Task goal: Can you pull out each line of the data below that includes the word "Taupunkt"?

[Element data from apps and pages]

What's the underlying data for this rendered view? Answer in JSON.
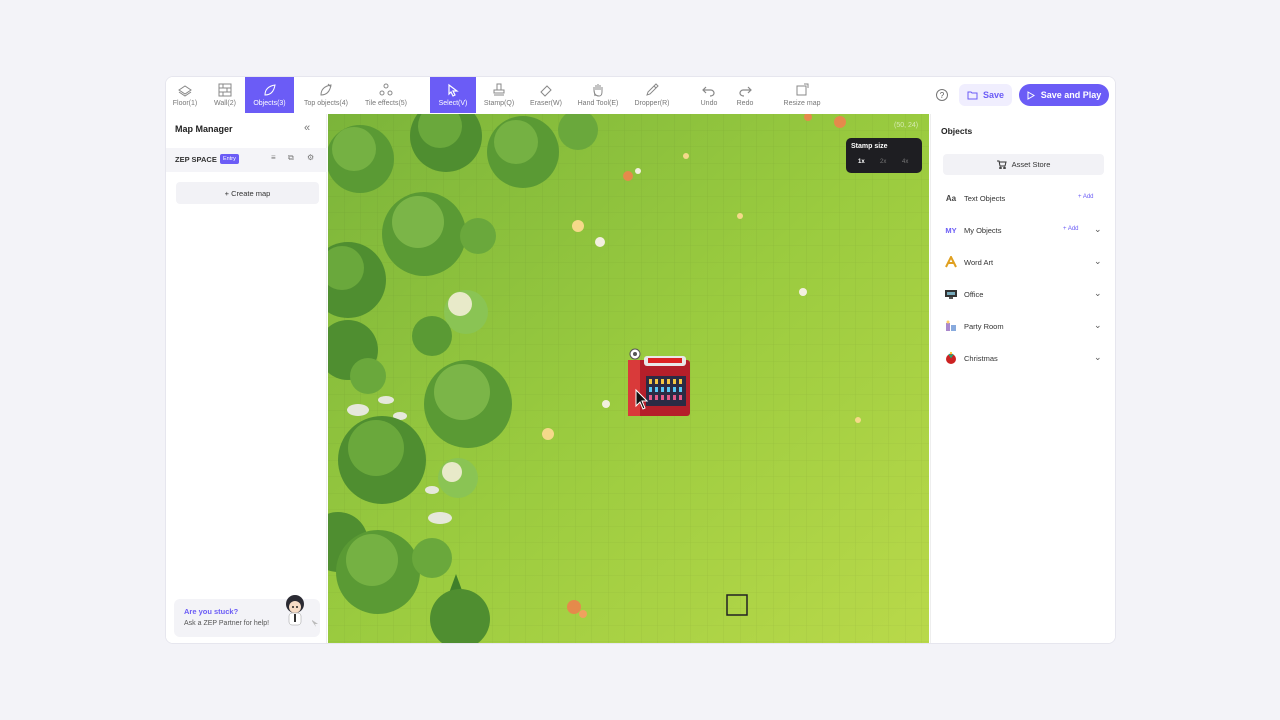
{
  "toolbar": {
    "tools": [
      {
        "label": "Floor(1)",
        "icon": "floor-icon"
      },
      {
        "label": "Wall(2)",
        "icon": "wall-icon"
      },
      {
        "label": "Objects(3)",
        "icon": "objects-icon",
        "active": true
      },
      {
        "label": "Top objects(4)",
        "icon": "top-objects-icon"
      },
      {
        "label": "Tile effects(5)",
        "icon": "tile-effects-icon"
      },
      {
        "label": "Select(V)",
        "icon": "cursor-icon",
        "active": true
      },
      {
        "label": "Stamp(Q)",
        "icon": "stamp-icon"
      },
      {
        "label": "Eraser(W)",
        "icon": "eraser-icon"
      },
      {
        "label": "Hand Tool(E)",
        "icon": "hand-icon"
      },
      {
        "label": "Dropper(R)",
        "icon": "dropper-icon"
      },
      {
        "label": "Undo",
        "icon": "undo-icon"
      },
      {
        "label": "Redo",
        "icon": "redo-icon"
      },
      {
        "label": "Resize map",
        "icon": "resize-icon"
      }
    ],
    "help": "?",
    "save_label": "Save",
    "play_label": "Save and Play",
    "accent": "#6b5cf6"
  },
  "left": {
    "title": "Map Manager",
    "space_name": "ZEP SPACE",
    "entry_badge": "Entry",
    "create_map": "+ Create map",
    "help_question": "Are you stuck?",
    "help_sub": "Ask a ZEP Partner for help!"
  },
  "map": {
    "stamp_title": "Stamp size",
    "stamp_options": [
      "1x",
      "2x",
      "4x"
    ],
    "coords": "(50, 24)"
  },
  "right": {
    "title": "Objects",
    "asset_store": "Asset Store",
    "categories": [
      {
        "icon": "Aa",
        "label": "Text Objects",
        "add": "+ Add"
      },
      {
        "icon": "MY",
        "label": "My Objects",
        "add": "+ Add"
      },
      {
        "icon": "word-art-icon",
        "label": "Word Art"
      },
      {
        "icon": "office-icon",
        "label": "Office"
      },
      {
        "icon": "party-room-icon",
        "label": "Party Room"
      },
      {
        "icon": "christmas-icon",
        "label": "Christmas"
      }
    ]
  }
}
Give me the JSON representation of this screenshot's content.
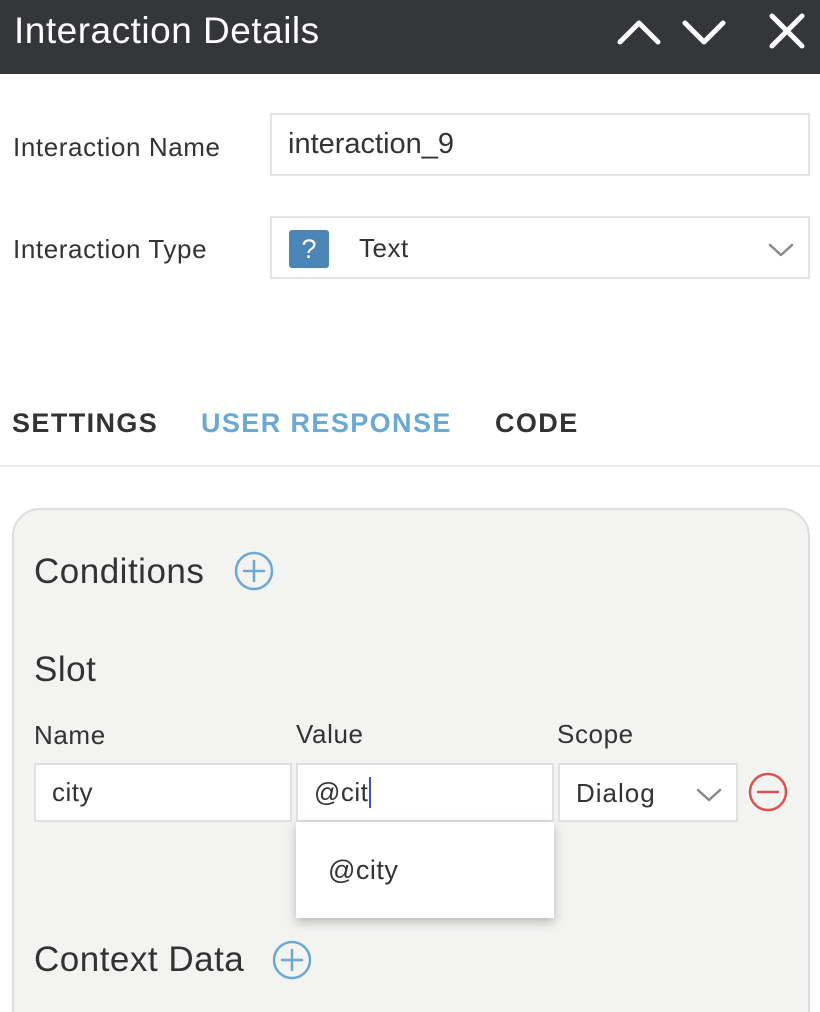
{
  "header": {
    "title": "Interaction Details",
    "prev_icon": "chevron-up-icon",
    "next_icon": "chevron-down-icon",
    "close_icon": "close-icon"
  },
  "form": {
    "name_label": "Interaction Name",
    "name_value": "interaction_9",
    "type_label": "Interaction Type",
    "type_badge": "?",
    "type_value": "Text"
  },
  "tabs": [
    {
      "label": "SETTINGS",
      "active": false
    },
    {
      "label": "USER RESPONSE",
      "active": true
    },
    {
      "label": "CODE",
      "active": false
    }
  ],
  "panel": {
    "conditions_title": "Conditions",
    "slot_title": "Slot",
    "slot": {
      "name_label": "Name",
      "value_label": "Value",
      "scope_label": "Scope",
      "name_value": "city",
      "value_value": "@cit",
      "scope_value": "Dialog"
    },
    "autocomplete": [
      "@city"
    ],
    "context_title": "Context Data"
  },
  "colors": {
    "header_bg": "#35363a",
    "accent": "#6aa9d4",
    "badge": "#4a86b8",
    "remove": "#d9534f",
    "plus": "#6aa9d4",
    "panel_bg": "#f3f3f2"
  }
}
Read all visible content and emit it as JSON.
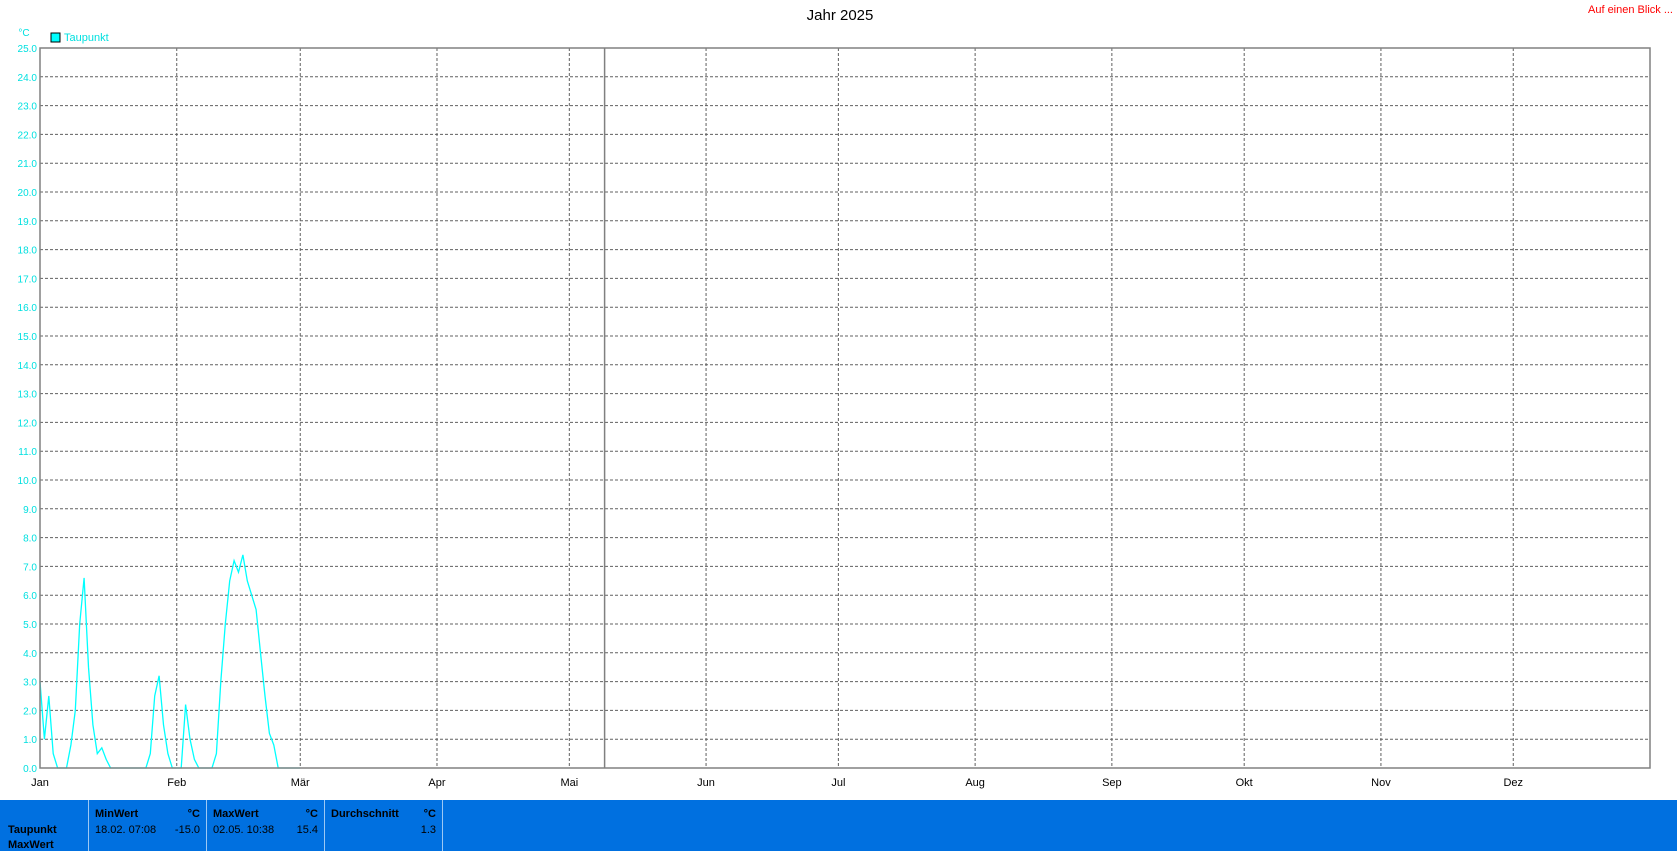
{
  "header": {
    "link_label": "Auf einen Blick ..."
  },
  "chart_data": {
    "type": "line",
    "title": "Jahr 2025",
    "ylabel": "°C",
    "ylim": [
      0,
      25
    ],
    "yticks": [
      "0.0",
      "1.0",
      "2.0",
      "3.0",
      "4.0",
      "5.0",
      "6.0",
      "7.0",
      "8.0",
      "9.0",
      "10.0",
      "11.0",
      "12.0",
      "13.0",
      "14.0",
      "15.0",
      "16.0",
      "17.0",
      "18.0",
      "19.0",
      "20.0",
      "21.0",
      "22.0",
      "23.0",
      "24.0",
      "25.0"
    ],
    "x_unit": "day of year",
    "xlim": [
      0,
      365
    ],
    "month_labels": [
      "Jan",
      "Feb",
      "Mär",
      "Apr",
      "Mai",
      "Jun",
      "Jul",
      "Aug",
      "Sep",
      "Okt",
      "Nov",
      "Dez"
    ],
    "month_starts": [
      0,
      31,
      59,
      90,
      120,
      151,
      181,
      212,
      243,
      273,
      304,
      334
    ],
    "current_day": 128,
    "grid": true,
    "legend": [
      {
        "name": "Taupunkt",
        "color": "#00ffff",
        "position": "top-left"
      }
    ],
    "series": [
      {
        "name": "Taupunkt Max",
        "role": "max",
        "points": [
          [
            0,
            3.0
          ],
          [
            1,
            1.0
          ],
          [
            2,
            2.5
          ],
          [
            3,
            0.5
          ],
          [
            4,
            0
          ],
          [
            5,
            0
          ],
          [
            6,
            0
          ],
          [
            7,
            0.8
          ],
          [
            8,
            2.0
          ],
          [
            9,
            5.0
          ],
          [
            10,
            6.6
          ],
          [
            11,
            3.5
          ],
          [
            12,
            1.5
          ],
          [
            13,
            0.5
          ],
          [
            14,
            0.7
          ],
          [
            15,
            0.3
          ],
          [
            16,
            0
          ],
          [
            17,
            0
          ],
          [
            18,
            0
          ],
          [
            19,
            0
          ],
          [
            20,
            0
          ],
          [
            21,
            0
          ],
          [
            22,
            0
          ],
          [
            23,
            0
          ],
          [
            24,
            0
          ],
          [
            25,
            0.5
          ],
          [
            26,
            2.5
          ],
          [
            27,
            3.2
          ],
          [
            28,
            1.5
          ],
          [
            29,
            0.5
          ],
          [
            30,
            0
          ],
          [
            31,
            0
          ],
          [
            32,
            0
          ],
          [
            33,
            2.2
          ],
          [
            34,
            1.0
          ],
          [
            35,
            0.3
          ],
          [
            36,
            0
          ],
          [
            37,
            0
          ],
          [
            38,
            0
          ],
          [
            39,
            0
          ],
          [
            40,
            0.5
          ],
          [
            41,
            3.0
          ],
          [
            42,
            5.0
          ],
          [
            43,
            6.5
          ],
          [
            44,
            7.2
          ],
          [
            45,
            6.8
          ],
          [
            46,
            7.4
          ],
          [
            47,
            6.5
          ],
          [
            48,
            6.0
          ],
          [
            49,
            5.5
          ],
          [
            50,
            4.0
          ],
          [
            51,
            2.5
          ],
          [
            52,
            1.2
          ],
          [
            53,
            0.8
          ],
          [
            54,
            0
          ],
          [
            55,
            0
          ],
          [
            56,
            0
          ],
          [
            57,
            0
          ],
          [
            58,
            0
          ],
          [
            59,
            0
          ]
        ],
        "note_ignore": false
      }
    ]
  },
  "stats": {
    "row_label_1": "Taupunkt",
    "row_label_2": "MaxWert",
    "columns": [
      {
        "header": "MinWert",
        "unit": "°C",
        "date": "18.02.  07:08",
        "value": "-15.0"
      },
      {
        "header": "MaxWert",
        "unit": "°C",
        "date": "02.05.  10:38",
        "value": "15.4"
      },
      {
        "header": "Durchschnitt",
        "unit": "°C",
        "date": "",
        "value": "1.3"
      }
    ]
  }
}
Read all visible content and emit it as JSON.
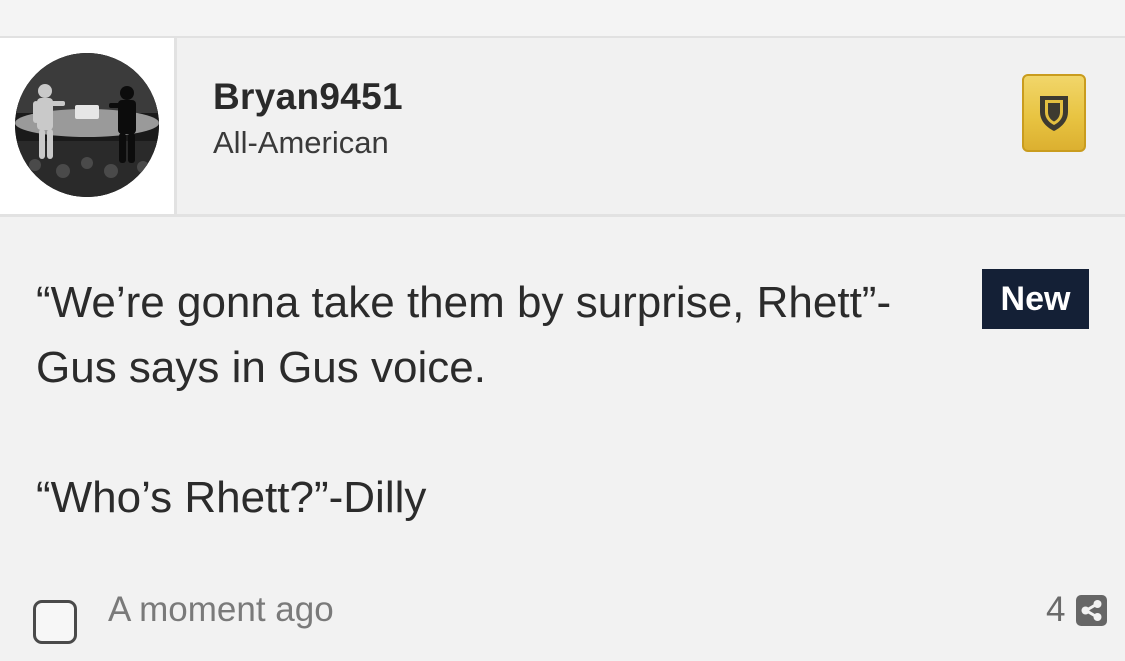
{
  "post": {
    "author": {
      "username": "Bryan9451",
      "rank": "All-American",
      "avatar_icon": "user-avatar-photo",
      "badge_icon": "shield-icon",
      "badge_color": "#e8c442"
    },
    "body": {
      "paragraph_1_line_1": "“We’re gonna take them by surprise, Rhett”-",
      "paragraph_1_line_2": "Gus says in Gus voice.",
      "paragraph_2": "“Who’s Rhett?”-Dilly"
    },
    "new_label": "New",
    "new_label_color": "#142036",
    "footer": {
      "timestamp": "A moment ago",
      "share_count": "4",
      "share_icon": "share-icon"
    }
  }
}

Solution for this problem:
        "name": "Taupunkt",
        "name": "Taupunkt Max",
    "row_label_1": "Taupunkt",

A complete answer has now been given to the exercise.